Start of Block
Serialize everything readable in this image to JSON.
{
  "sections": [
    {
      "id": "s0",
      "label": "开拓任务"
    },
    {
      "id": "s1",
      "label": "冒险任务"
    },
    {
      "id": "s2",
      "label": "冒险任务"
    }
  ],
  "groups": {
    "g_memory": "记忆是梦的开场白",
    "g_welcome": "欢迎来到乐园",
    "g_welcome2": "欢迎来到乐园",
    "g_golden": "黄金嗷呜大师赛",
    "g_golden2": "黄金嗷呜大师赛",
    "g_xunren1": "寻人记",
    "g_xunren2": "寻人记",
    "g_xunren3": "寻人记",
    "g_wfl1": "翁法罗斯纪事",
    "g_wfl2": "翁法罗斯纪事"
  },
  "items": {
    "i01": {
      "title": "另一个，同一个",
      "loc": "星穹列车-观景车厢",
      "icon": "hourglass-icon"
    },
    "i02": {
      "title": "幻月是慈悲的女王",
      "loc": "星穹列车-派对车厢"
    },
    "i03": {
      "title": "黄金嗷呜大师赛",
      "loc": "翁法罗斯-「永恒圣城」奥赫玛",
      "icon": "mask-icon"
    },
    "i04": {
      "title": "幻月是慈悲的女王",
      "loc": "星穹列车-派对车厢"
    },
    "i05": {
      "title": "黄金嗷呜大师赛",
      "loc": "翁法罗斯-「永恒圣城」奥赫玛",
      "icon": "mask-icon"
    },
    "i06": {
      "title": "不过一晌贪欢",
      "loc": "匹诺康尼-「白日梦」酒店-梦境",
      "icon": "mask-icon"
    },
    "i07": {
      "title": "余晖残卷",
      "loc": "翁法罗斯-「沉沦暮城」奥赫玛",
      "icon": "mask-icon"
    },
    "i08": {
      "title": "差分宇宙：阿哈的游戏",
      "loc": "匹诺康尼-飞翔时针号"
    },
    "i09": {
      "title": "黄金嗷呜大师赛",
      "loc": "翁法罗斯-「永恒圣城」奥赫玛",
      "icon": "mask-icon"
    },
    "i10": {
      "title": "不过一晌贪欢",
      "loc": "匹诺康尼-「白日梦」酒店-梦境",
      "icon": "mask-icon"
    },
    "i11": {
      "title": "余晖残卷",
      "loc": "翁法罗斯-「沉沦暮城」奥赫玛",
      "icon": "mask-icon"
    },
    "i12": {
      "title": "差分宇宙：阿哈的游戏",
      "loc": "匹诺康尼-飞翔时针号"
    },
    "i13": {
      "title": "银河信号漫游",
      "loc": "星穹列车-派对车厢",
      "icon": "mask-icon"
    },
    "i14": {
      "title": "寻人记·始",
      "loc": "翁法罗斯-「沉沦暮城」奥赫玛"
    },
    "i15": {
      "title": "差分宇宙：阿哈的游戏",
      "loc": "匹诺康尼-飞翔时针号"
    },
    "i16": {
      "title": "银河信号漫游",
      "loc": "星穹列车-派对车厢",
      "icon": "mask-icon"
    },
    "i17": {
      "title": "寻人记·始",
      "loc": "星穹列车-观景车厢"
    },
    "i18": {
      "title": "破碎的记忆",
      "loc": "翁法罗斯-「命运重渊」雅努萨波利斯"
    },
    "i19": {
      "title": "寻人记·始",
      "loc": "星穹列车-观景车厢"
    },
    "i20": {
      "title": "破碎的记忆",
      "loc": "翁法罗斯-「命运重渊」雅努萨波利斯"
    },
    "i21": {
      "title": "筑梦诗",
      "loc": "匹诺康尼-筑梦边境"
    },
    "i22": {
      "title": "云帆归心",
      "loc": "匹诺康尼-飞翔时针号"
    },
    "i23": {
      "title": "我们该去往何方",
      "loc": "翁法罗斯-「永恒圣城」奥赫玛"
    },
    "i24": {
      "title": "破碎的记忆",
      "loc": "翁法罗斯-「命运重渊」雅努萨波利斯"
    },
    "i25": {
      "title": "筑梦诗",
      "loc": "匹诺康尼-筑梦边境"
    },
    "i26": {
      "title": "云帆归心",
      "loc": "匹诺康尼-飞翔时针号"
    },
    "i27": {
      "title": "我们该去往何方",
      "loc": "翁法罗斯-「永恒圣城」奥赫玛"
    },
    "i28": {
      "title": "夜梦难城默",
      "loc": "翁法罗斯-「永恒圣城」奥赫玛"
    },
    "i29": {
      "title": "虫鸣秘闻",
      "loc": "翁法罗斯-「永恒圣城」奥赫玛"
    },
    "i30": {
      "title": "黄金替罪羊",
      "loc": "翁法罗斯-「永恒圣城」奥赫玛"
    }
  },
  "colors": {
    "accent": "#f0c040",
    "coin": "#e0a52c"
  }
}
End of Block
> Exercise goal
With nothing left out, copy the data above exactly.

> Response to the task
Serialize everything readable in this image to JSON.
{
  "sections": [
    {
      "id": "s0",
      "label": "开拓任务"
    },
    {
      "id": "s1",
      "label": "冒险任务"
    },
    {
      "id": "s2",
      "label": "冒险任务"
    }
  ],
  "groups": {
    "g_memory": "记忆是梦的开场白",
    "g_welcome": "欢迎来到乐园",
    "g_welcome2": "欢迎来到乐园",
    "g_golden": "黄金嗷呜大师赛",
    "g_golden2": "黄金嗷呜大师赛",
    "g_xunren1": "寻人记",
    "g_xunren2": "寻人记",
    "g_xunren3": "寻人记",
    "g_wfl1": "翁法罗斯纪事",
    "g_wfl2": "翁法罗斯纪事"
  },
  "items": {
    "i01": {
      "title": "另一个，同一个",
      "loc": "星穹列车-观景车厢",
      "icon": "hourglass-icon"
    },
    "i02": {
      "title": "幻月是慈悲的女王",
      "loc": "星穹列车-派对车厢"
    },
    "i03": {
      "title": "黄金嗷呜大师赛",
      "loc": "翁法罗斯-「永恒圣城」奥赫玛",
      "icon": "mask-icon"
    },
    "i04": {
      "title": "幻月是慈悲的女王",
      "loc": "星穹列车-派对车厢"
    },
    "i05": {
      "title": "黄金嗷呜大师赛",
      "loc": "翁法罗斯-「永恒圣城」奥赫玛",
      "icon": "mask-icon"
    },
    "i06": {
      "title": "不过一晌贪欢",
      "loc": "匹诺康尼-「白日梦」酒店-梦境",
      "icon": "mask-icon"
    },
    "i07": {
      "title": "余晖残卷",
      "loc": "翁法罗斯-「沉沦暮城」奥赫玛",
      "icon": "mask-icon"
    },
    "i08": {
      "title": "差分宇宙：阿哈的游戏",
      "loc": "匹诺康尼-飞翔时针号"
    },
    "i09": {
      "title": "黄金嗷呜大师赛",
      "loc": "翁法罗斯-「永恒圣城」奥赫玛",
      "icon": "mask-icon"
    },
    "i10": {
      "title": "不过一晌贪欢",
      "loc": "匹诺康尼-「白日梦」酒店-梦境",
      "icon": "mask-icon"
    },
    "i11": {
      "title": "余晖残卷",
      "loc": "翁法罗斯-「沉沦暮城」奥赫玛",
      "icon": "mask-icon"
    },
    "i12": {
      "title": "差分宇宙：阿哈的游戏",
      "loc": "匹诺康尼-飞翔时针号"
    },
    "i13": {
      "title": "银河信号漫游",
      "loc": "星穹列车-派对车厢",
      "icon": "mask-icon"
    },
    "i14": {
      "title": "寻人记·始",
      "loc": "翁法罗斯-「沉沦暮城」奥赫玛"
    },
    "i15": {
      "title": "差分宇宙：阿哈的游戏",
      "loc": "匹诺康尼-飞翔时针号"
    },
    "i16": {
      "title": "银河信号漫游",
      "loc": "星穹列车-派对车厢",
      "icon": "mask-icon"
    },
    "i17": {
      "title": "寻人记·始",
      "loc": "星穹列车-观景车厢"
    },
    "i18": {
      "title": "破碎的记忆",
      "loc": "翁法罗斯-「命运重渊」雅努萨波利斯"
    },
    "i19": {
      "title": "寻人记·始",
      "loc": "星穹列车-观景车厢"
    },
    "i20": {
      "title": "破碎的记忆",
      "loc": "翁法罗斯-「命运重渊」雅努萨波利斯"
    },
    "i21": {
      "title": "筑梦诗",
      "loc": "匹诺康尼-筑梦边境"
    },
    "i22": {
      "title": "云帆归心",
      "loc": "匹诺康尼-飞翔时针号"
    },
    "i23": {
      "title": "我们该去往何方",
      "loc": "翁法罗斯-「永恒圣城」奥赫玛"
    },
    "i24": {
      "title": "破碎的记忆",
      "loc": "翁法罗斯-「命运重渊」雅努萨波利斯"
    },
    "i25": {
      "title": "筑梦诗",
      "loc": "匹诺康尼-筑梦边境"
    },
    "i26": {
      "title": "云帆归心",
      "loc": "匹诺康尼-飞翔时针号"
    },
    "i27": {
      "title": "我们该去往何方",
      "loc": "翁法罗斯-「永恒圣城」奥赫玛"
    },
    "i28": {
      "title": "夜梦难城默",
      "loc": "翁法罗斯-「永恒圣城」奥赫玛"
    },
    "i29": {
      "title": "虫鸣秘闻",
      "loc": "翁法罗斯-「永恒圣城」奥赫玛"
    },
    "i30": {
      "title": "黄金替罪羊",
      "loc": "翁法罗斯-「永恒圣城」奥赫玛"
    }
  },
  "colors": {
    "accent": "#f0c040",
    "coin": "#e0a52c"
  }
}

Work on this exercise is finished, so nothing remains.